(Excerpts from a dataset)
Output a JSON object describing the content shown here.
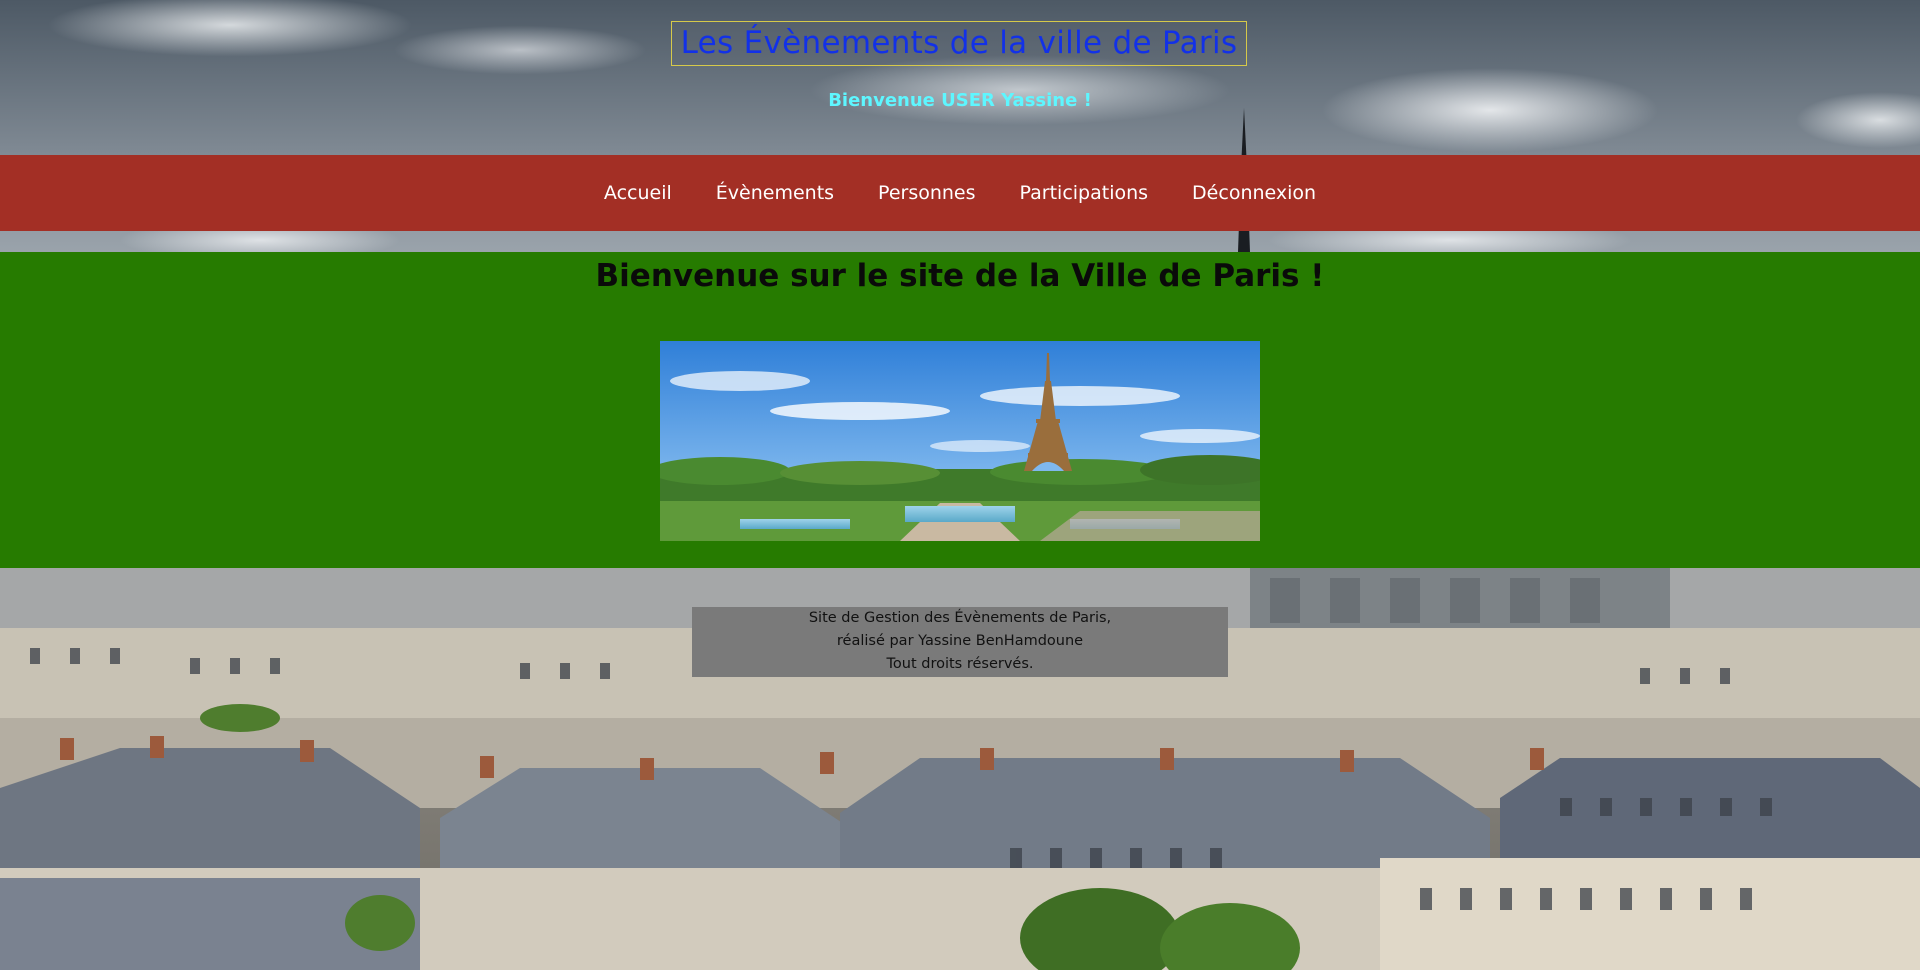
{
  "header": {
    "site_title": "Les Évènements de la ville de Paris",
    "welcome_user": "Bienvenue USER Yassine !"
  },
  "nav": {
    "items": [
      {
        "label": "Accueil"
      },
      {
        "label": "Évènements"
      },
      {
        "label": "Personnes"
      },
      {
        "label": "Participations"
      },
      {
        "label": "Déconnexion"
      }
    ]
  },
  "main": {
    "title": "Bienvenue sur le site de la Ville de Paris !"
  },
  "footer": {
    "line1": "Site de Gestion des Évènements de Paris,",
    "line2": "réalisé par Yassine BenHamdoune",
    "line3": "Tout droits réservés."
  },
  "colors": {
    "title_text": "#1231e8",
    "welcome_text": "#5ef6ff",
    "navbar_bg": "#a32f25",
    "main_bg": "#267b00",
    "footer_bg": "#7a7a7a"
  }
}
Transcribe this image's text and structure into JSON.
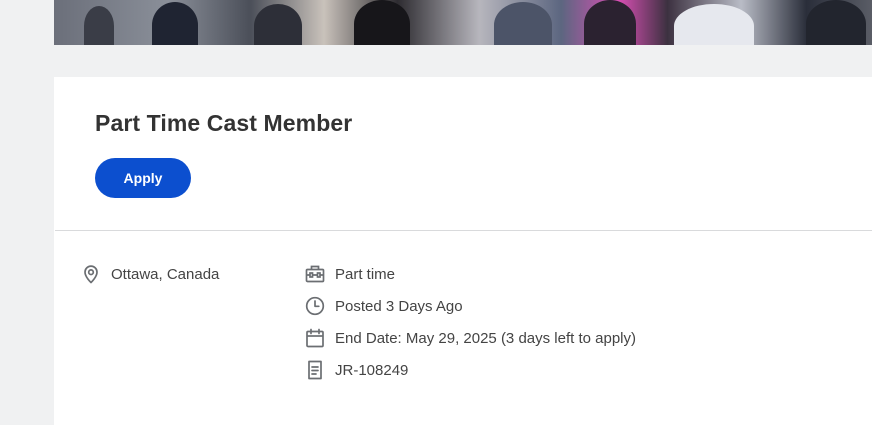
{
  "job": {
    "title": "Part Time Cast Member",
    "apply_label": "Apply"
  },
  "details": {
    "location": "Ottawa, Canada",
    "time_type": "Part time",
    "posted": "Posted 3 Days Ago",
    "end_date": "End Date: May 29, 2025 (3 days left to apply)",
    "requisition_id": "JR-108249"
  },
  "colors": {
    "accent": "#0c4fcf",
    "text": "#333333",
    "page_background": "#f0f1f2"
  },
  "icons": {
    "location": "location-pin-icon",
    "time_type": "briefcase-icon",
    "posted": "clock-icon",
    "end_date": "calendar-icon",
    "requisition_id": "document-icon"
  }
}
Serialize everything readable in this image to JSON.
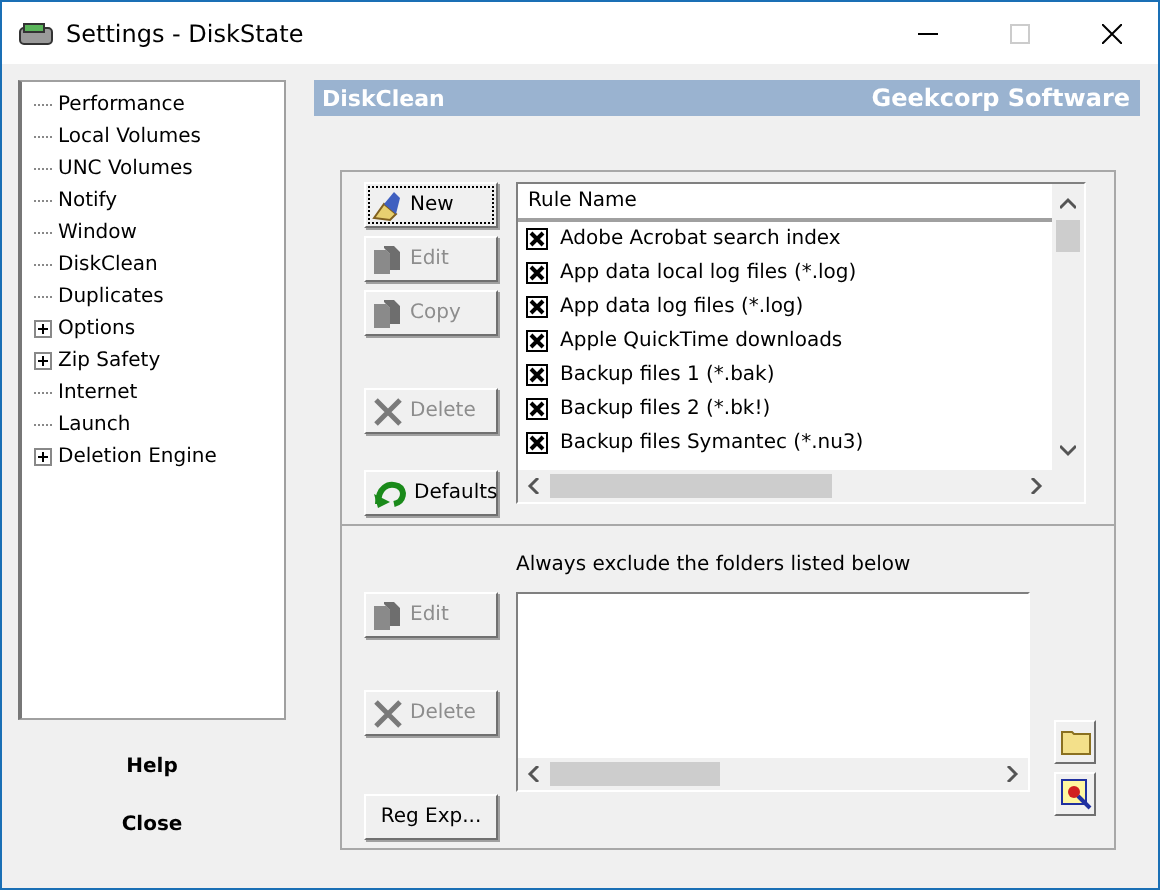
{
  "window": {
    "title": "Settings - DiskState",
    "maximize_disabled": true
  },
  "sidebar": {
    "items": [
      {
        "label": "Performance",
        "expandable": false
      },
      {
        "label": "Local Volumes",
        "expandable": false
      },
      {
        "label": "UNC Volumes",
        "expandable": false
      },
      {
        "label": "Notify",
        "expandable": false
      },
      {
        "label": "Window",
        "expandable": false
      },
      {
        "label": "DiskClean",
        "expandable": false
      },
      {
        "label": "Duplicates",
        "expandable": false
      },
      {
        "label": "Options",
        "expandable": true
      },
      {
        "label": "Zip Safety",
        "expandable": true
      },
      {
        "label": "Internet",
        "expandable": false
      },
      {
        "label": "Launch",
        "expandable": false
      },
      {
        "label": "Deletion Engine",
        "expandable": true
      }
    ],
    "buttons": [
      "Help",
      "Close"
    ]
  },
  "header": {
    "title": "DiskClean",
    "brand": "Geekcorp Software"
  },
  "rule_buttons": [
    {
      "kind": "new",
      "label": "New",
      "disabled": false
    },
    {
      "kind": "edit",
      "label": "Edit",
      "disabled": true
    },
    {
      "kind": "copy",
      "label": "Copy",
      "disabled": true
    },
    {
      "kind": "delete",
      "label": "Delete",
      "disabled": true
    },
    {
      "kind": "defaults",
      "label": "Defaults",
      "disabled": false
    }
  ],
  "rules": {
    "column": "Rule Name",
    "rows": [
      {
        "name": "Adobe Acrobat search index",
        "checked": true
      },
      {
        "name": "App data local log files (*.log)",
        "checked": true
      },
      {
        "name": "App data log files (*.log)",
        "checked": true
      },
      {
        "name": "Apple QuickTime downloads",
        "checked": true
      },
      {
        "name": "Backup files 1 (*.bak)",
        "checked": true
      },
      {
        "name": "Backup files 2 (*.bk!)",
        "checked": true
      },
      {
        "name": "Backup files Symantec (*.nu3)",
        "checked": true
      }
    ]
  },
  "exclude": {
    "label": "Always exclude the folders listed below",
    "buttons": [
      {
        "kind": "edit",
        "label": "Edit",
        "disabled": true
      },
      {
        "kind": "delete",
        "label": "Delete",
        "disabled": true
      },
      {
        "kind": "regex",
        "label": "Reg Exp...",
        "disabled": false
      }
    ]
  }
}
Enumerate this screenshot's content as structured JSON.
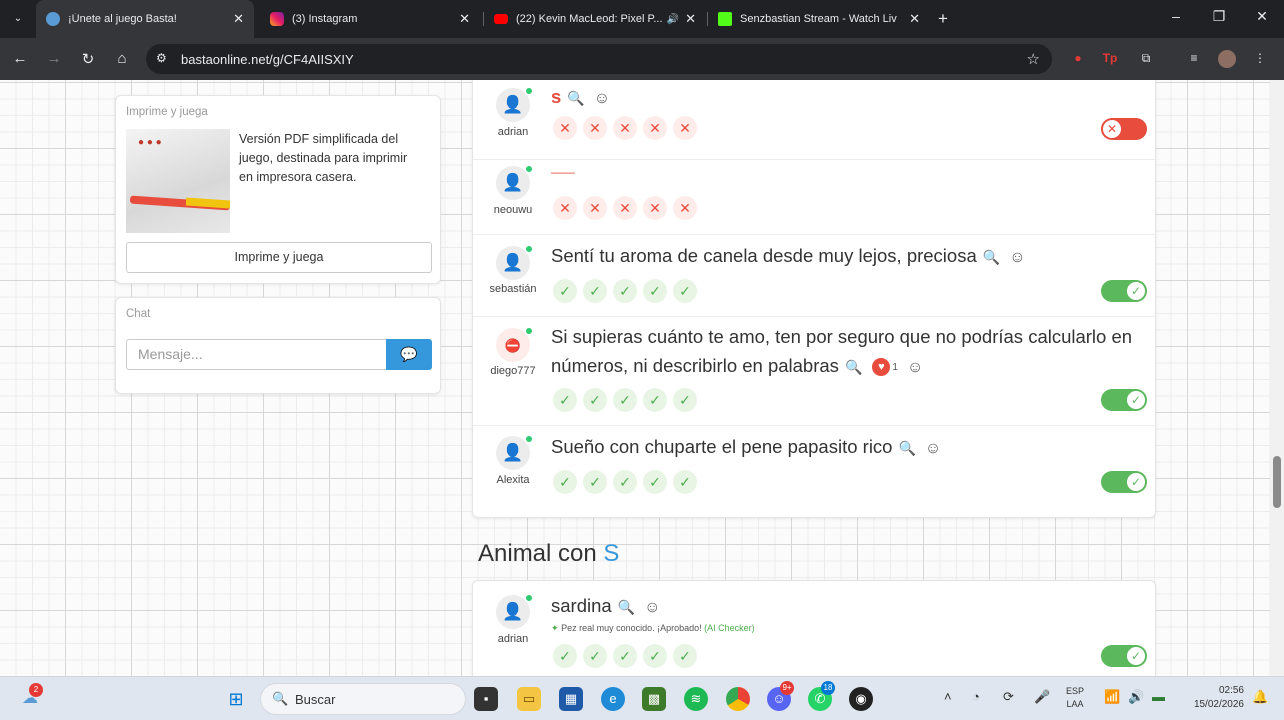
{
  "tabs": [
    {
      "title": "¡Únete al juego Basta!",
      "close": "✕"
    },
    {
      "title": "(3) Instagram",
      "close": "✕"
    },
    {
      "title": "(22) Kevin MacLeod: Pixel P...",
      "close": "✕"
    },
    {
      "title": "Senzbastian Stream - Watch Liv",
      "close": "✕"
    }
  ],
  "toolbar": {
    "url": "bastaonline.net/g/CF4AIISXIY"
  },
  "sidebar": {
    "print_card": {
      "title": "Imprime y juega",
      "description": "Versión PDF simplificada del juego, destinada para imprimir en impresora casera.",
      "button": "Imprime y juega"
    },
    "chat": {
      "title": "Chat",
      "placeholder": "Mensaje..."
    }
  },
  "answers": [
    {
      "user": "adrian",
      "answer": "s",
      "marks": [
        "x",
        "x",
        "x",
        "x",
        "x"
      ],
      "valid": false
    },
    {
      "user": "neouwu",
      "answer": "——",
      "marks": [
        "x",
        "x",
        "x",
        "x",
        "x"
      ]
    },
    {
      "user": "sebastián",
      "answer": "Sentí tu aroma de canela desde muy lejos, preciosa",
      "marks": [
        "check",
        "check",
        "check",
        "check",
        "check"
      ],
      "valid": true
    },
    {
      "user": "diego777",
      "answer_line1": "Si supieras cuánto te amo, ten por seguro que no podrías calcularlo en",
      "answer_line2": "números, ni describirlo en palabras",
      "likes": "1",
      "marks": [
        "check",
        "check",
        "check",
        "check",
        "check"
      ],
      "valid": true
    },
    {
      "user": "Alexita",
      "answer": "Sueño con chuparte el pene papasito rico",
      "marks": [
        "check",
        "check",
        "check",
        "check",
        "check"
      ],
      "valid": true
    }
  ],
  "section": {
    "title": "Animal con ",
    "letter": "S"
  },
  "animal_answers": [
    {
      "user": "adrian",
      "answer": "sardina",
      "ai_note": "Pez real muy conocido. ¡Aprobado!",
      "ai_label": "(AI Checker)",
      "marks": [
        "check",
        "check",
        "check",
        "check",
        "check"
      ],
      "valid": true
    }
  ],
  "taskbar": {
    "search_placeholder": "Buscar",
    "lang_top": "ESP",
    "lang_bottom": "LAA",
    "time": "02:56",
    "date": "15/02/2026",
    "widget_badge": "2",
    "discord_badge": "9+",
    "whatsapp_badge": "18"
  },
  "colors": {
    "accent": "#3598dc",
    "valid": "#5cb85c",
    "invalid": "#e74c3c"
  }
}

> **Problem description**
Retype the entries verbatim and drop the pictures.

> **Written solution**
Output a JSON object describing the content shown here.
{
  "header": {
    "site_title": "Les Évènements de la ville de Paris",
    "welcome_user": "Bienvenue USER Yassine !"
  },
  "nav": {
    "items": [
      {
        "label": "Accueil"
      },
      {
        "label": "Évènements"
      },
      {
        "label": "Personnes"
      },
      {
        "label": "Participations"
      },
      {
        "label": "Déconnexion"
      }
    ]
  },
  "main": {
    "title": "Bienvenue sur le site de la Ville de Paris !"
  },
  "footer": {
    "line1": "Site de Gestion des Évènements de Paris,",
    "line2": "réalisé par Yassine BenHamdoune",
    "line3": "Tout droits réservés."
  },
  "colors": {
    "title_text": "#1231e8",
    "welcome_text": "#5ef6ff",
    "navbar_bg": "#a32f25",
    "main_bg": "#267b00",
    "footer_bg": "#7a7a7a"
  }
}
Transcribe this image's text and structure into JSON.
{
  "job": {
    "title": "Part Time Cast Member",
    "apply_label": "Apply"
  },
  "details": {
    "location": "Ottawa, Canada",
    "time_type": "Part time",
    "posted": "Posted 3 Days Ago",
    "end_date": "End Date: May 29, 2025 (3 days left to apply)",
    "requisition_id": "JR-108249"
  },
  "colors": {
    "accent": "#0c4fcf",
    "text": "#333333",
    "page_background": "#f0f1f2"
  },
  "icons": {
    "location": "location-pin-icon",
    "time_type": "briefcase-icon",
    "posted": "clock-icon",
    "end_date": "calendar-icon",
    "requisition_id": "document-icon"
  }
}
Serialize everything readable in this image to JSON.
{
  "window": {
    "title": "Settings - DiskState",
    "maximize_disabled": true
  },
  "sidebar": {
    "items": [
      {
        "label": "Performance",
        "expandable": false
      },
      {
        "label": "Local Volumes",
        "expandable": false
      },
      {
        "label": "UNC Volumes",
        "expandable": false
      },
      {
        "label": "Notify",
        "expandable": false
      },
      {
        "label": "Window",
        "expandable": false
      },
      {
        "label": "DiskClean",
        "expandable": false
      },
      {
        "label": "Duplicates",
        "expandable": false
      },
      {
        "label": "Options",
        "expandable": true
      },
      {
        "label": "Zip Safety",
        "expandable": true
      },
      {
        "label": "Internet",
        "expandable": false
      },
      {
        "label": "Launch",
        "expandable": false
      },
      {
        "label": "Deletion Engine",
        "expandable": true
      }
    ],
    "buttons": [
      "Help",
      "Close"
    ]
  },
  "header": {
    "title": "DiskClean",
    "brand": "Geekcorp Software"
  },
  "rule_buttons": [
    {
      "kind": "new",
      "label": "New",
      "disabled": false
    },
    {
      "kind": "edit",
      "label": "Edit",
      "disabled": true
    },
    {
      "kind": "copy",
      "label": "Copy",
      "disabled": true
    },
    {
      "kind": "delete",
      "label": "Delete",
      "disabled": true
    },
    {
      "kind": "defaults",
      "label": "Defaults",
      "disabled": false
    }
  ],
  "rules": {
    "column": "Rule Name",
    "rows": [
      {
        "name": "Adobe Acrobat search index",
        "checked": true
      },
      {
        "name": "App data local log files (*.log)",
        "checked": true
      },
      {
        "name": "App data log files (*.log)",
        "checked": true
      },
      {
        "name": "Apple QuickTime downloads",
        "checked": true
      },
      {
        "name": "Backup files 1 (*.bak)",
        "checked": true
      },
      {
        "name": "Backup files 2 (*.bk!)",
        "checked": true
      },
      {
        "name": "Backup files Symantec (*.nu3)",
        "checked": true
      }
    ]
  },
  "exclude": {
    "label": "Always exclude the folders listed below",
    "buttons": [
      {
        "kind": "edit",
        "label": "Edit",
        "disabled": true
      },
      {
        "kind": "delete",
        "label": "Delete",
        "disabled": true
      },
      {
        "kind": "regex",
        "label": "Reg Exp...",
        "disabled": false
      }
    ]
  }
}
Enumerate this screenshot's content as structured JSON.
{
  "tabs": [
    {
      "title": "¡Únete al juego Basta!",
      "close": "✕"
    },
    {
      "title": "(3) Instagram",
      "close": "✕"
    },
    {
      "title": "(22) Kevin MacLeod: Pixel P...",
      "close": "✕"
    },
    {
      "title": "Senzbastian Stream - Watch Liv",
      "close": "✕"
    }
  ],
  "toolbar": {
    "url": "bastaonline.net/g/CF4AIISXIY"
  },
  "sidebar": {
    "print_card": {
      "title": "Imprime y juega",
      "description": "Versión PDF simplificada del juego, destinada para imprimir en impresora casera.",
      "button": "Imprime y juega"
    },
    "chat": {
      "title": "Chat",
      "placeholder": "Mensaje..."
    }
  },
  "answers": [
    {
      "user": "adrian",
      "answer": "s",
      "marks": [
        "x",
        "x",
        "x",
        "x",
        "x"
      ],
      "valid": false
    },
    {
      "user": "neouwu",
      "answer": "——",
      "marks": [
        "x",
        "x",
        "x",
        "x",
        "x"
      ]
    },
    {
      "user": "sebastián",
      "answer": "Sentí tu aroma de canela desde muy lejos, preciosa",
      "marks": [
        "check",
        "check",
        "check",
        "check",
        "check"
      ],
      "valid": true
    },
    {
      "user": "diego777",
      "answer_line1": "Si supieras cuánto te amo, ten por seguro que no podrías calcularlo en",
      "answer_line2": "números, ni describirlo en palabras",
      "likes": "1",
      "marks": [
        "check",
        "check",
        "check",
        "check",
        "check"
      ],
      "valid": true
    },
    {
      "user": "Alexita",
      "answer": "Sueño con chuparte el pene papasito rico",
      "marks": [
        "check",
        "check",
        "check",
        "check",
        "check"
      ],
      "valid": true
    }
  ],
  "section": {
    "title": "Animal con ",
    "letter": "S"
  },
  "animal_answers": [
    {
      "user": "adrian",
      "answer": "sardina",
      "ai_note": "Pez real muy conocido. ¡Aprobado!",
      "ai_label": "(AI Checker)",
      "marks": [
        "check",
        "check",
        "check",
        "check",
        "check"
      ],
      "valid": true
    }
  ],
  "taskbar": {
    "search_placeholder": "Buscar",
    "lang_top": "ESP",
    "lang_bottom": "LAA",
    "time": "02:56",
    "date": "15/02/2026",
    "widget_badge": "2",
    "discord_badge": "9+",
    "whatsapp_badge": "18"
  },
  "colors": {
    "accent": "#3598dc",
    "valid": "#5cb85c",
    "invalid": "#e74c3c"
  }
}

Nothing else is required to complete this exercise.